» **Directions**
Your answer should be one number: how many lines of the records hold the string "Internet".

» **Material provided**
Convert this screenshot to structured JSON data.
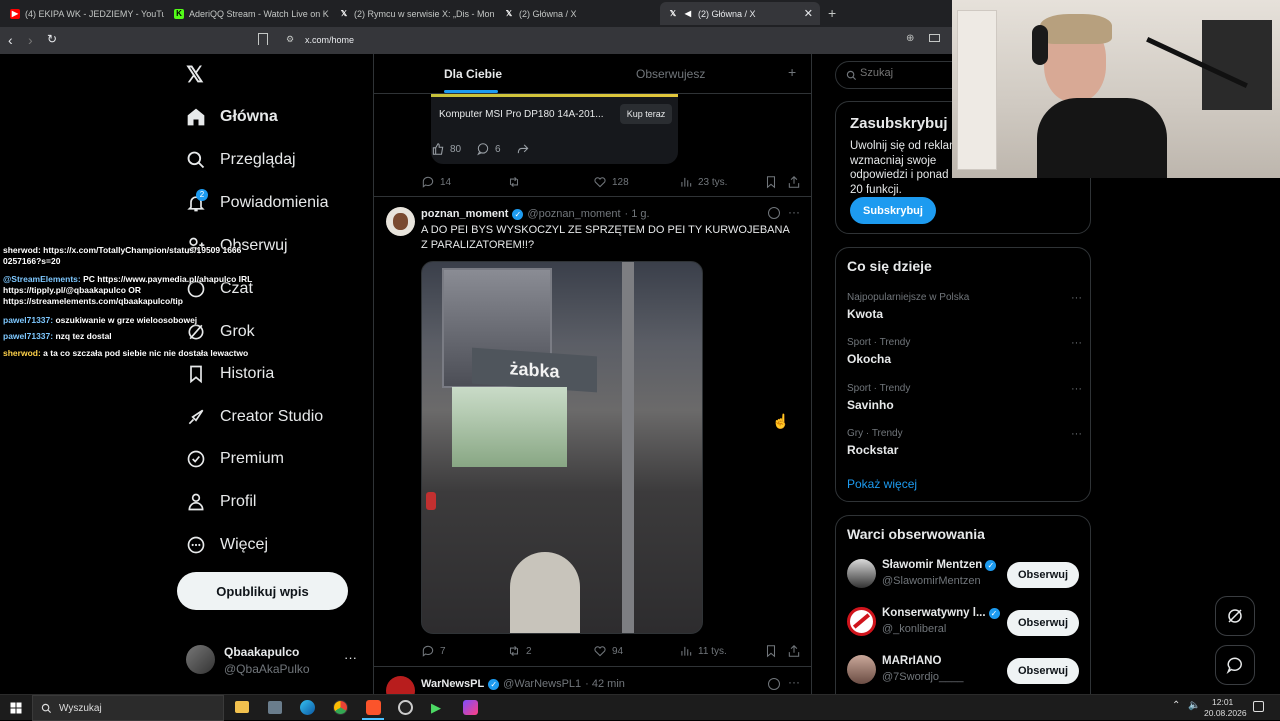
{
  "browser": {
    "tabs": [
      {
        "label": "(4) EKIPA WK - JEDZIEMY - YouTube",
        "color": "#ff0000"
      },
      {
        "label": "AderiQQ Stream - Watch Live on Kick",
        "color": "#53fc18"
      },
      {
        "label": "(2) Rymcu w serwisie X: „Dis - Monst",
        "color": "#ffffff"
      },
      {
        "label": "(2) Główna / X",
        "color": "#ffffff"
      },
      {
        "label": "(2) Główna / X",
        "color": "#ffffff"
      }
    ],
    "url": "x.com/home"
  },
  "sidebar": {
    "items": [
      {
        "label": "Główna",
        "icon": "home-icon"
      },
      {
        "label": "Przeglądaj",
        "icon": "search-icon"
      },
      {
        "label": "Powiadomienia",
        "icon": "bell-icon",
        "badge": "2"
      },
      {
        "label": "Obserwuj",
        "icon": "person-add-icon"
      },
      {
        "label": "Czat",
        "icon": "chat-icon"
      },
      {
        "label": "Grok",
        "icon": "grok-icon"
      },
      {
        "label": "Historia",
        "icon": "bookmark-icon"
      },
      {
        "label": "Creator Studio",
        "icon": "rocket-icon"
      },
      {
        "label": "Premium",
        "icon": "verified-icon"
      },
      {
        "label": "Profil",
        "icon": "profile-icon"
      },
      {
        "label": "Więcej",
        "icon": "more-icon"
      }
    ],
    "post_button": "Opublikuj wpis",
    "account": {
      "name": "Qbaakapulco",
      "handle": "@QbaAkaPulko"
    }
  },
  "feed": {
    "tabs": [
      "Dla Ciebie",
      "Obserwujesz"
    ],
    "ad": {
      "product": "Komputer MSI Pro DP180 14A-201...",
      "button": "Kup teraz",
      "likes": "80",
      "replies": "6"
    },
    "post0_stats": {
      "replies": "14",
      "likes": "128",
      "views": "23 tys."
    },
    "post1": {
      "name": "poznan_moment",
      "handle": "@poznan_moment",
      "time": "· 1 g.",
      "text": "A DO PEI BYS WYSKOCZYL ZE SPRZĘTEM DO PEI TY KURWOJEBANA Z PARALIZATOREM!!?",
      "stats": {
        "replies": "7",
        "reposts": "2",
        "likes": "94",
        "views": "11 tys."
      }
    },
    "post2": {
      "name": "WarNewsPL",
      "handle": "@WarNewsPL1",
      "time": "· 42 min"
    }
  },
  "right": {
    "search_placeholder": "Szukaj",
    "subscribe": {
      "title": "Zasubskrybuj",
      "text": "Uwolnij się od reklam, wzmacniaj swoje odpowiedzi i ponad 20 funkcji.",
      "button": "Subskrybuj"
    },
    "trends": {
      "title": "Co się dzieje",
      "items": [
        {
          "meta": "Najpopularniejsze w Polska",
          "name": "Kwota"
        },
        {
          "meta": "Sport · Trendy",
          "name": "Okocha"
        },
        {
          "meta": "Sport · Trendy",
          "name": "Savinho"
        },
        {
          "meta": "Gry · Trendy",
          "name": "Rockstar"
        }
      ],
      "show_more": "Pokaż więcej"
    },
    "who_to_follow": {
      "title": "Warci obserwowania",
      "users": [
        {
          "name": "Sławomir Mentzen",
          "handle": "@SlawomirMentzen"
        },
        {
          "name": "Konserwatywny l...",
          "handle": "@_konliberal"
        },
        {
          "name": "MARrIANO",
          "handle": "@7Swordjo____"
        }
      ],
      "follow_label": "Obserwuj"
    }
  },
  "chat": {
    "lines": [
      {
        "user": "sherwod:",
        "text": "https://x.com/TotallyChampion/status/19509 1666 0257166?s=20",
        "user_color": "#ffffff"
      },
      {
        "user": "@StreamElements:",
        "text": "PC https://www.paymedia.pl/ahapulco IRL https://tipply.pl/@qbaakapulco OR https://streamelements.com/qbaakapulco/tip",
        "user_color": "#7ec8ff"
      },
      {
        "user": "pawel71337:",
        "text": "oszukiwanie w grze wieloosobowej",
        "user_color": "#7ec8ff"
      },
      {
        "user": "pawel71337:",
        "text": "nzq tez dostal",
        "user_color": "#7ec8ff"
      },
      {
        "user": "sherwod:",
        "text": "a ta co szczała pod siebie nic nie dostała lewactwo",
        "user_color": "#ffd24a"
      }
    ]
  },
  "taskbar": {
    "search": "Wyszukaj",
    "time": "12:01",
    "date": "20.08.2026"
  },
  "colors": {
    "accent": "#1d9bf0",
    "bg": "#000000",
    "border": "#2f3336",
    "muted": "#71767b"
  }
}
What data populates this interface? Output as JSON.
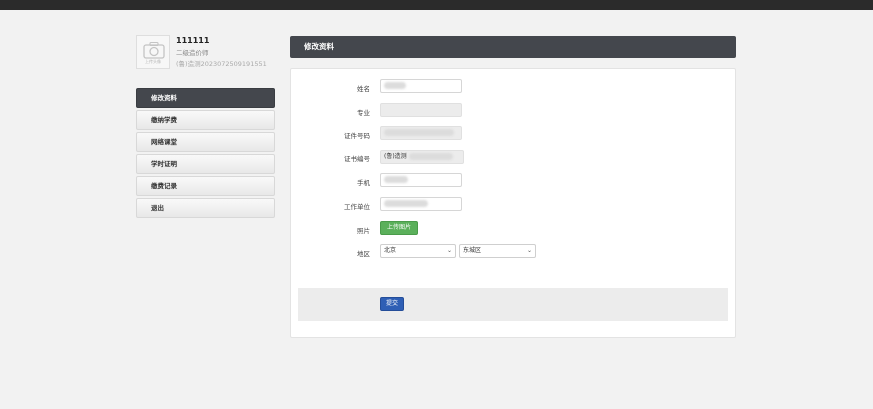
{
  "profile": {
    "avatar_caption": "上传头像",
    "name": "111111",
    "title": "二级造价师",
    "code": "(鲁)造测2023072509191551"
  },
  "nav": {
    "items": [
      {
        "label": "修改资料"
      },
      {
        "label": "缴纳学费"
      },
      {
        "label": "网络课堂"
      },
      {
        "label": "学时证明"
      },
      {
        "label": "缴费记录"
      },
      {
        "label": "退出"
      }
    ]
  },
  "panel": {
    "title": "修改资料"
  },
  "form": {
    "name_label": "姓名",
    "major_label": "专业",
    "id_label": "证件号码",
    "cert_label": "证书编号",
    "cert_prefix": "(鲁)造测",
    "phone_label": "手机",
    "company_label": "工作单位",
    "photo_label": "照片",
    "upload_label": "上传图片",
    "region_label": "地区",
    "province": "北京",
    "district": "东城区",
    "submit_label": "提交"
  }
}
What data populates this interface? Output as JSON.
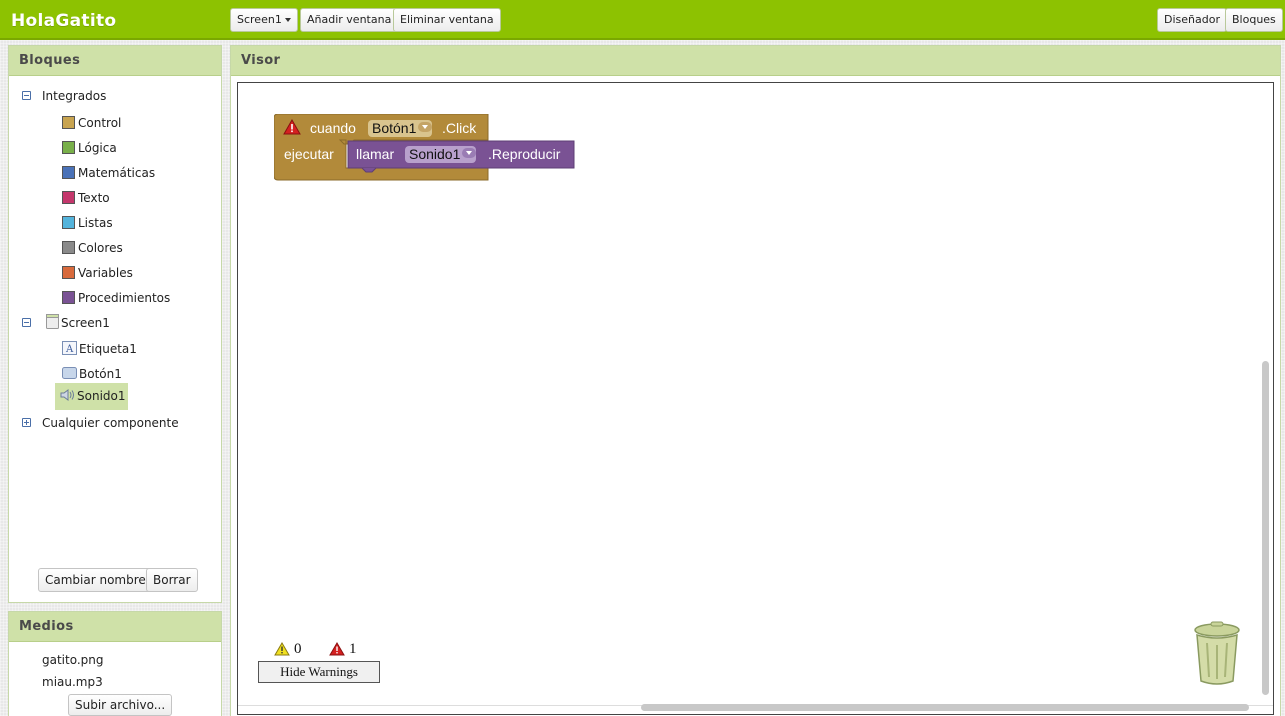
{
  "app": {
    "title": "HolaGatito"
  },
  "toolbar": {
    "screen_select": "Screen1",
    "add_screen": "Añadir ventana",
    "remove_screen": "Eliminar ventana",
    "designer": "Diseñador",
    "blocks": "Bloques"
  },
  "blocks_panel": {
    "title": "Bloques",
    "builtin": {
      "label": "Integrados",
      "items": [
        {
          "label": "Control",
          "color": "#c8a450"
        },
        {
          "label": "Lógica",
          "color": "#79b04a"
        },
        {
          "label": "Matemáticas",
          "color": "#4a72b8"
        },
        {
          "label": "Texto",
          "color": "#c4376c"
        },
        {
          "label": "Listas",
          "color": "#54b4dc"
        },
        {
          "label": "Colores",
          "color": "#8a8a8a"
        },
        {
          "label": "Variables",
          "color": "#d86a3c"
        },
        {
          "label": "Procedimientos",
          "color": "#7a5294"
        }
      ]
    },
    "screen": {
      "label": "Screen1",
      "components": [
        {
          "label": "Etiqueta1",
          "icon": "label-icon"
        },
        {
          "label": "Botón1",
          "icon": "button-icon"
        },
        {
          "label": "Sonido1",
          "icon": "sound-icon",
          "selected": true
        }
      ]
    },
    "any_component": "Cualquier componente",
    "rename_button": "Cambiar nombre",
    "delete_button": "Borrar"
  },
  "media_panel": {
    "title": "Medios",
    "files": [
      "gatito.png",
      "miau.mp3"
    ],
    "upload_button": "Subir archivo..."
  },
  "viewer": {
    "title": "Visor",
    "event_block": {
      "when": "cuando",
      "component": "Botón1",
      "event": ".Click",
      "do": "ejecutar",
      "color": "#b28a3a"
    },
    "call_block": {
      "call": "llamar",
      "component": "Sonido1",
      "method": ".Reproducir",
      "color": "#7a5294"
    },
    "warnings": {
      "warning_count": "0",
      "error_count": "1",
      "toggle_button": "Hide Warnings"
    }
  }
}
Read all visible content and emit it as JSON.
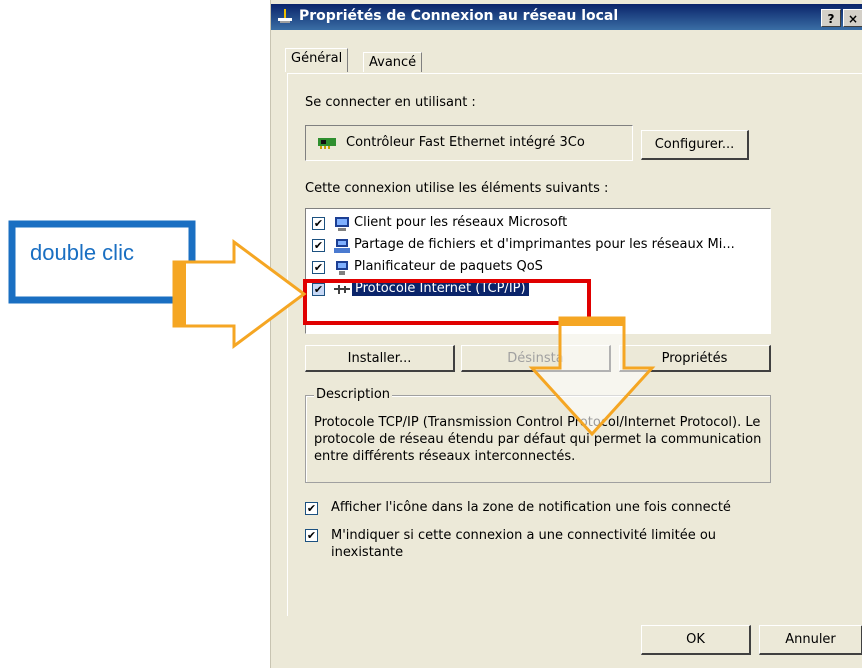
{
  "window": {
    "title": "Propriétés de Connexion au réseau local",
    "help_btn": "?",
    "close_btn": "×"
  },
  "tabs": [
    {
      "label": "Général",
      "active": true
    },
    {
      "label": "Avancé",
      "active": false
    }
  ],
  "connect_using": {
    "label": "Se connecter en utilisant :",
    "adapter": "Contrôleur Fast Ethernet intégré 3Co",
    "configure_btn": "Configurer..."
  },
  "components": {
    "label": "Cette connexion utilise les éléments suivants :",
    "items": [
      {
        "label": "Client pour les réseaux Microsoft",
        "checked": true,
        "icon": "network-client-icon"
      },
      {
        "label": "Partage de fichiers et d'imprimantes pour les réseaux Mi...",
        "checked": true,
        "icon": "printer-share-icon"
      },
      {
        "label": "Planificateur de paquets QoS",
        "checked": true,
        "icon": "qos-scheduler-icon"
      },
      {
        "label": "Protocole Internet (TCP/IP)",
        "checked": true,
        "selected": true,
        "icon": "protocol-icon"
      }
    ]
  },
  "buttons": {
    "install": "Installer...",
    "uninstall": "Désinsta",
    "properties": "Propriétés",
    "ok": "OK",
    "cancel": "Annuler"
  },
  "description": {
    "title": "Description",
    "text": "Protocole TCP/IP (Transmission Control Protocol/Internet Protocol). Le protocole de réseau étendu par défaut qui permet la communication entre différents réseaux interconnectés."
  },
  "options": [
    {
      "label": "Afficher l'icône dans la zone de notification une fois connecté",
      "checked": true
    },
    {
      "label": "M'indiquer si cette connexion a une connectivité limitée ou inexistante",
      "checked": true
    }
  ],
  "annotation": {
    "label": "double clic",
    "accent_blue": "#1a6fc2",
    "accent_orange": "#f5a623",
    "highlight_red": "#e00000"
  }
}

» **Solution to this problem**
2